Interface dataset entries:
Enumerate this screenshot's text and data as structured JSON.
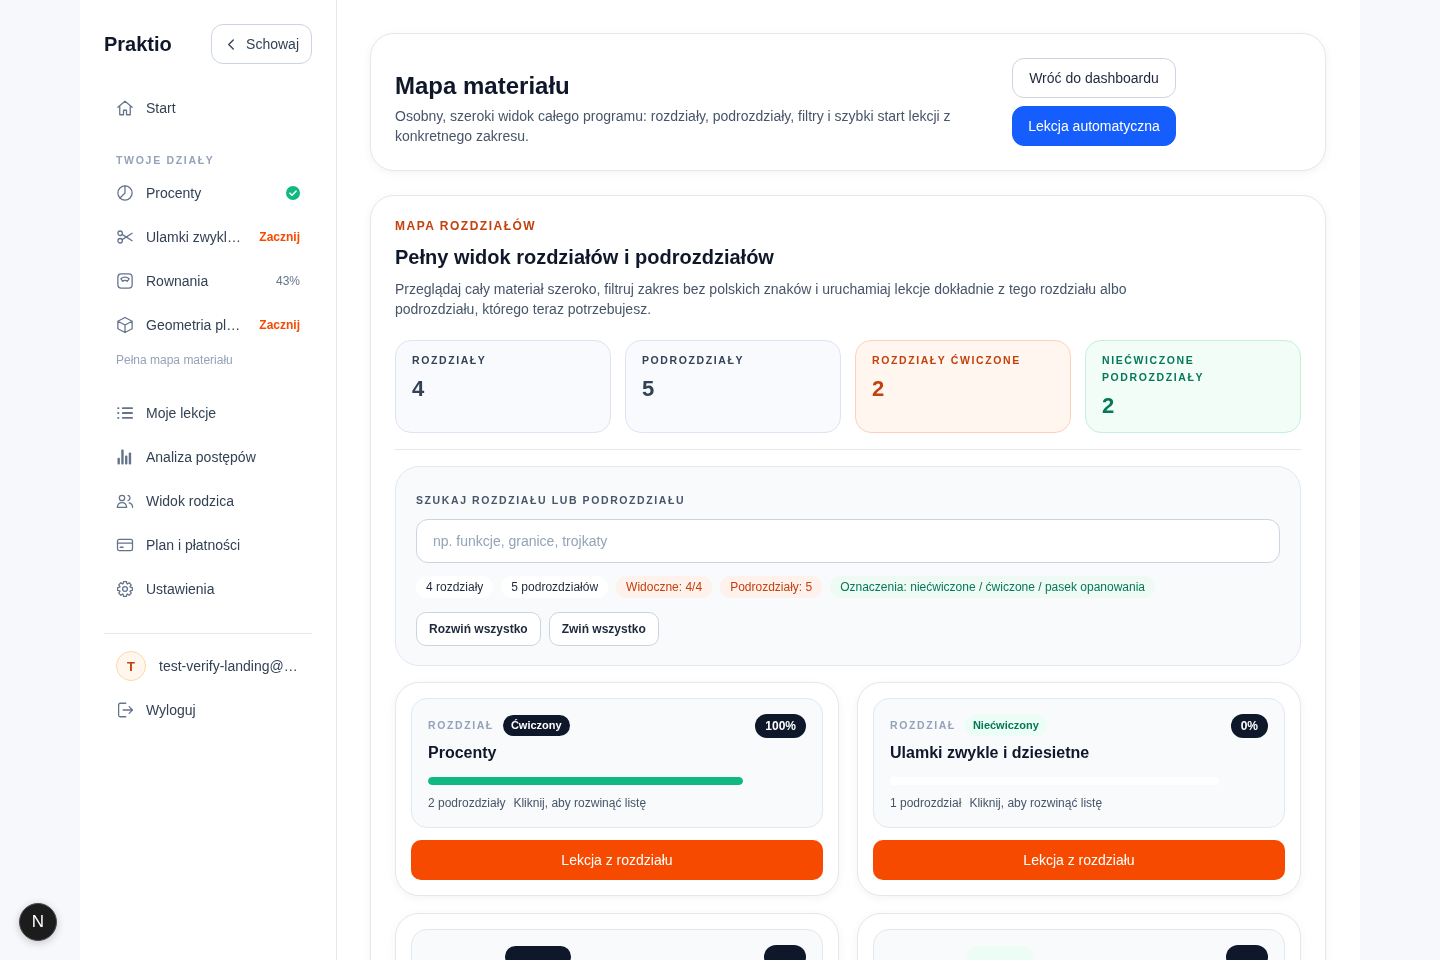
{
  "sidebar": {
    "brand": "Praktio",
    "collapse": "Schowaj",
    "start": {
      "label": "Start",
      "selected": false
    },
    "section_title": "TWOJE DZIAŁY",
    "sections": [
      {
        "label": "Procenty",
        "kind": "done",
        "selected": false
      },
      {
        "label": "Ulamki zwykl…",
        "kind": "start",
        "badge": "Zacznij",
        "selected": false
      },
      {
        "label": "Rownania",
        "kind": "progress",
        "badge": "43%",
        "selected": false
      },
      {
        "label": "Geometria pl…",
        "kind": "start",
        "badge": "Zacznij",
        "selected": false
      }
    ],
    "map_link": "Pełna mapa materiału",
    "nav": [
      {
        "label": "Moje lekcje",
        "selected": false
      },
      {
        "label": "Analiza postępów",
        "selected": false
      },
      {
        "label": "Widok rodzica",
        "selected": false
      },
      {
        "label": "Plan i płatności",
        "selected": false
      },
      {
        "label": "Ustawienia",
        "selected": false
      }
    ],
    "user": {
      "initial": "T",
      "email": "test-verify-landing@…"
    },
    "logout": "Wyloguj"
  },
  "header": {
    "title": "Mapa materiału",
    "description": "Osobny, szeroki widok całego programu: rozdziały, podrozdziały, filtry i szybki start lekcji z konkretnego zakresu.",
    "buttons": [
      {
        "label": "Wróć do dashboardu",
        "kind": "secondary"
      },
      {
        "label": "Lekcja automatyczna",
        "kind": "primary"
      }
    ]
  },
  "chapter_map": {
    "eyebrow": "MAPA ROZDZIAŁÓW",
    "title": "Pełny widok rozdziałów i podrozdziałów",
    "description": "Przeglądaj cały materiał szeroko, filtruj zakres bez polskich znaków i uruchamiaj lekcje dokładnie z tego rozdziału albo podrozdziału, którego teraz potrzebujesz.",
    "stats": [
      {
        "label": "ROZDZIAŁY",
        "value": "4",
        "color": "#334155"
      },
      {
        "label": "PODROZDZIAŁY",
        "value": "5",
        "color": "#334155"
      },
      {
        "label": "ROZDZIAŁY ĆWICZONE",
        "value": "2",
        "color": "#c2410c"
      },
      {
        "label": "NIEĆWICZONE PODROZDZIAŁY",
        "value": "2",
        "color": "#047857"
      }
    ],
    "search": {
      "label": "SZUKAJ ROZDZIAŁU LUB PODROZDZIAŁU",
      "placeholder": "np. funkcje, granice, trojkaty"
    },
    "chips": [
      {
        "text": "4 rozdziały",
        "kind": "count"
      },
      {
        "text": "5 podrozdziałów",
        "kind": "count"
      },
      {
        "text": "Widoczne: 4/4",
        "kind": "tag",
        "color": "#c2410c"
      },
      {
        "text": "Podrozdziały: 5",
        "kind": "tag",
        "color": "#c2410c"
      },
      {
        "text": "Oznaczenia: niećwiczone / ćwiczone / pasek opanowania",
        "kind": "tag",
        "color": "#047857"
      }
    ],
    "actions": [
      "Rozwiń wszystko",
      "Zwiń wszystko"
    ],
    "chapters": [
      {
        "label": "ROZDZIAŁ",
        "status": "Ćwiczony",
        "practiced": true,
        "percent": "100%",
        "title": "Procenty",
        "level": 1,
        "subsections": "2 podrozdziały",
        "hint": "Kliknij, aby rozwinąć listę",
        "button": "Lekcja z rozdziału"
      },
      {
        "label": "ROZDZIAŁ",
        "status": "Niećwiczony",
        "practiced": false,
        "percent": "0%",
        "title": "Ulamki zwykle i dziesietne",
        "level": 0,
        "subsections": "1 podrozdział",
        "hint": "Kliknij, aby rozwinąć listę",
        "button": "Lekcja z rozdziału"
      },
      {
        "practiced": true
      },
      {
        "practiced": false
      }
    ]
  },
  "dev_badge": "N"
}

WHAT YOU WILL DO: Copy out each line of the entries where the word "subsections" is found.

SOLUTION FOR THIS TASK:
        "subsections": "2 podrozdziały",
        "subsections": "1 podrozdział",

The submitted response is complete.